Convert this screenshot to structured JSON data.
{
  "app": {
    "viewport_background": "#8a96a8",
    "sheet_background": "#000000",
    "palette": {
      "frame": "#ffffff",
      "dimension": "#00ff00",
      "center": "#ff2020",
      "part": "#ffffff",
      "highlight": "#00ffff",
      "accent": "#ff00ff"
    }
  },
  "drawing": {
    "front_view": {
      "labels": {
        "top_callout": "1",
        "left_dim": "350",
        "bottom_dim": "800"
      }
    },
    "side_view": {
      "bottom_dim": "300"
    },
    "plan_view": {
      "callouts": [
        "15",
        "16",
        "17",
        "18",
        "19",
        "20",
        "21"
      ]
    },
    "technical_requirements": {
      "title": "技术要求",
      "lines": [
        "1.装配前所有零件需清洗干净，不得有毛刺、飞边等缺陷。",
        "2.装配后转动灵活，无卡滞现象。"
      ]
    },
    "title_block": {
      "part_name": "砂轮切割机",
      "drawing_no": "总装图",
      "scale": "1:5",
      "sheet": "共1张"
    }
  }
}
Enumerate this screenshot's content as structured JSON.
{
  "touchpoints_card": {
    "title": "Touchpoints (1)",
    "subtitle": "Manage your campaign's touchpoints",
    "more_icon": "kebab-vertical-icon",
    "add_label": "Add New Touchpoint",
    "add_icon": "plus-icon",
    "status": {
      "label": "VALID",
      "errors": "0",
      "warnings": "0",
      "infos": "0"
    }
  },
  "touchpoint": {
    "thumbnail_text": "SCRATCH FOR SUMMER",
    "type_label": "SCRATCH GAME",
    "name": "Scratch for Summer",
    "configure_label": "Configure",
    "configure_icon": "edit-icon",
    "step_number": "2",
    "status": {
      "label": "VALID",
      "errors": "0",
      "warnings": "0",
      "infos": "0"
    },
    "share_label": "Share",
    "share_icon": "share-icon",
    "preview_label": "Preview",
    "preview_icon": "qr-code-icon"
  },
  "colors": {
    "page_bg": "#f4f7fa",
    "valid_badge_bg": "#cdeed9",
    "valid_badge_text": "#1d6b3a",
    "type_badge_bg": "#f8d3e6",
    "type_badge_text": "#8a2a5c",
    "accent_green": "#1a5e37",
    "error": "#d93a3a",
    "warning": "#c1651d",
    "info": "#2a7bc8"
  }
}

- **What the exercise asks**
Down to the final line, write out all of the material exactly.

- **Solution to the problem**
Convert this screenshot to structured JSON data.
{
  "app": {
    "viewport_background": "#8a96a8",
    "sheet_background": "#000000",
    "palette": {
      "frame": "#ffffff",
      "dimension": "#00ff00",
      "center": "#ff2020",
      "part": "#ffffff",
      "highlight": "#00ffff",
      "accent": "#ff00ff"
    }
  },
  "drawing": {
    "front_view": {
      "labels": {
        "top_callout": "1",
        "left_dim": "350",
        "bottom_dim": "800"
      }
    },
    "side_view": {
      "bottom_dim": "300"
    },
    "plan_view": {
      "callouts": [
        "15",
        "16",
        "17",
        "18",
        "19",
        "20",
        "21"
      ]
    },
    "technical_requirements": {
      "title": "技术要求",
      "lines": [
        "1.装配前所有零件需清洗干净，不得有毛刺、飞边等缺陷。",
        "2.装配后转动灵活，无卡滞现象。"
      ]
    },
    "title_block": {
      "part_name": "砂轮切割机",
      "drawing_no": "总装图",
      "scale": "1:5",
      "sheet": "共1张"
    }
  }
}
Enumerate this screenshot's content as structured JSON.
{
  "touchpoints_card": {
    "title": "Touchpoints (1)",
    "subtitle": "Manage your campaign's touchpoints",
    "more_icon": "kebab-vertical-icon",
    "add_label": "Add New Touchpoint",
    "add_icon": "plus-icon",
    "status": {
      "label": "VALID",
      "errors": "0",
      "warnings": "0",
      "infos": "0"
    }
  },
  "touchpoint": {
    "thumbnail_text": "SCRATCH FOR SUMMER",
    "type_label": "SCRATCH GAME",
    "name": "Scratch for Summer",
    "configure_label": "Configure",
    "configure_icon": "edit-icon",
    "step_number": "2",
    "status": {
      "label": "VALID",
      "errors": "0",
      "warnings": "0",
      "infos": "0"
    },
    "share_label": "Share",
    "share_icon": "share-icon",
    "preview_label": "Preview",
    "preview_icon": "qr-code-icon"
  },
  "colors": {
    "page_bg": "#f4f7fa",
    "valid_badge_bg": "#cdeed9",
    "valid_badge_text": "#1d6b3a",
    "type_badge_bg": "#f8d3e6",
    "type_badge_text": "#8a2a5c",
    "accent_green": "#1a5e37",
    "error": "#d93a3a",
    "warning": "#c1651d",
    "info": "#2a7bc8"
  }
}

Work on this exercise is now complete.